Sustainable Cultivation Tips for Your Garden From Ours

We hope these five tips add value and sustainability to your home garden.

October 2, 2020

The members of the Hive Mendocino Cooperative practice sustainable cultivation when growing our cannabis, but we let those methods trickle down into our personal gardening, too! We know you probably understand the basics of sustainable gardening, but there’s always room for us to improve. Therefore, we hope the following five tips add value to your home garden. If you have additional tips you’d like to share, send us a message and let us know!



1. Garden Design:

Regardless of the crops you decide to grow, sustainable and efficient cultivation begins with the design of your garden area. We want to consider every resource-conserving option possible. For starters, identify the amount of sun each of your plants’ desires, group them that way, then identify where those spaces in your lawn are located. Furthermore, identify the natural rain channels in your yard and where they travel, then plan to plant the water-loving varietals there. After this, you can properly layout the best design to encompass what each plant craves. When building the walls of your beds, walkways, and more, source recycled building supplies or environmentally-friendly materials. If you can, find these items locally; your carbon footprint will be much smaller for locally-sourced items. Lastly, when picking filler plants to color the space, choose natives to attract your pollinators. 



2. Companion Planting:

Space can be utilized more efficiently through companion planting. You can use less space/resources for the same amount of production! It’s important to note the harvest dates and growth traits when selecting plants for the same container/bed. Some plants simply don’t do well together, so it’s essential to research each variety you will have in your garden. Planting green beans in the back with a trellis it can climb up would go well with cucumbers (which harvest quickly) and broccoli. Throw some radishes in where there’s space, as they are quick harvesters, too. 



3. Get Creative With Your Seed-Raisers:

It’s common to want to start your seeds in a smaller container before transplanting them to their forever home.

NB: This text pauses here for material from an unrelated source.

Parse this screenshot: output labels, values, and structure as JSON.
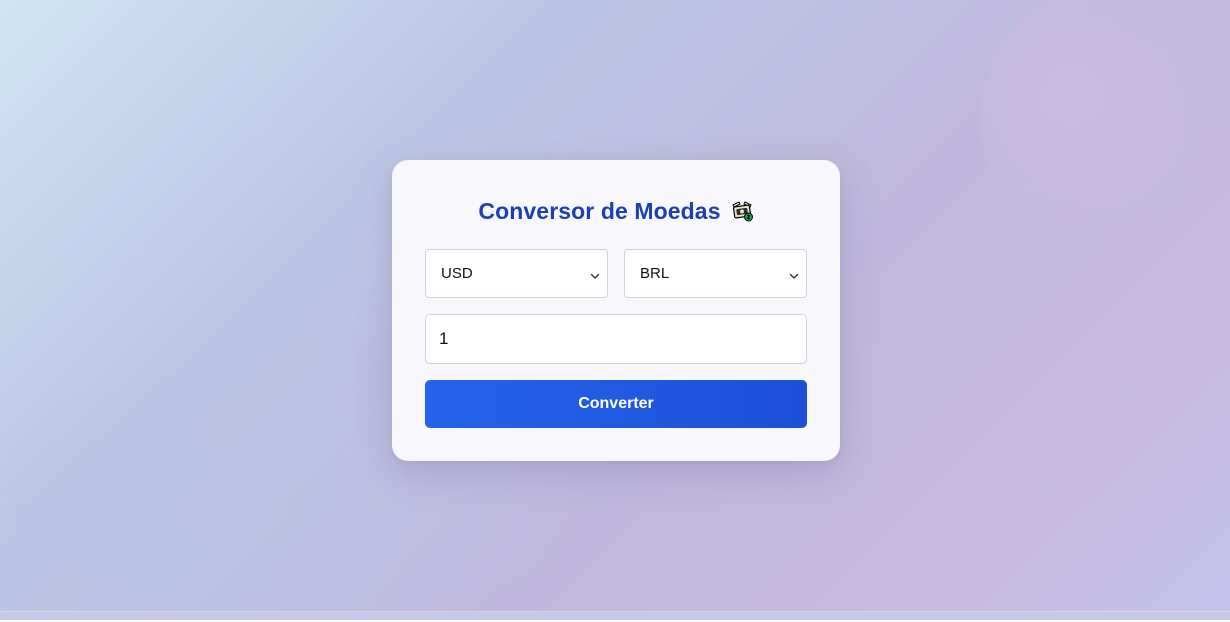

It doesn’t overwhelm the new root system and can even decrease the amount of time it takes for them to get started on their above-ground growth. Toilet paper rolls, newspaper pots, and egg cartons are great sustainable options. 



4. Minimize the use of Powered Tools for Maintenance:

Power tools use fossil fuels or electricity for energy, but we understand, you can’t clip the whole yard with scissors. However, one way to counteract the use of these tools is to replace the grassy areas you mow regularly with easy-care perennial ornamental grasses, low-growing shrubs, or groundcovers.



5. Worms, Chickens, and Beneficial Insects:

For pest management and fertilizer help, bring chickens into the mix. They will walk around your garden and eat little bugs, and their poop is great for the soil. Worms are a great addition to the soil as well, leaving behind worm castings that are useful for attracting helpful microorganisms. Beneficial bugs can be invited to your garden by planting specific plants, like coriander, dill, lemon balm, and parsley. (All are yummy to eat, too!) 


Are you a cannabis buyer who’s just as passionate about sustainable cultivation? If yes, then reach out to us so we can pass along our extensive menu of in-demand strains all grown responsibly and sustainably. We are certified Simply Clean by The Cannabis Conservancy as well, highlighting our responsible cultivation efforts. When your consumers consume Hive Mendocino products, they can feel confident about what’s going into their bodies. 


Create a Wholesale Account today!


Further Reading
"The Best Hive Mendocino Strains for Sleep and Relaxation"
Sleep and cannabis have gone hand-in-hand for decades. Learn more about its relationship!
October 21, 2020
Identifying and Controlling Pest “Hot Spots”
As a farmer, pests are a normal part of our day. But how do we manage them sustainably?
October 21, 2020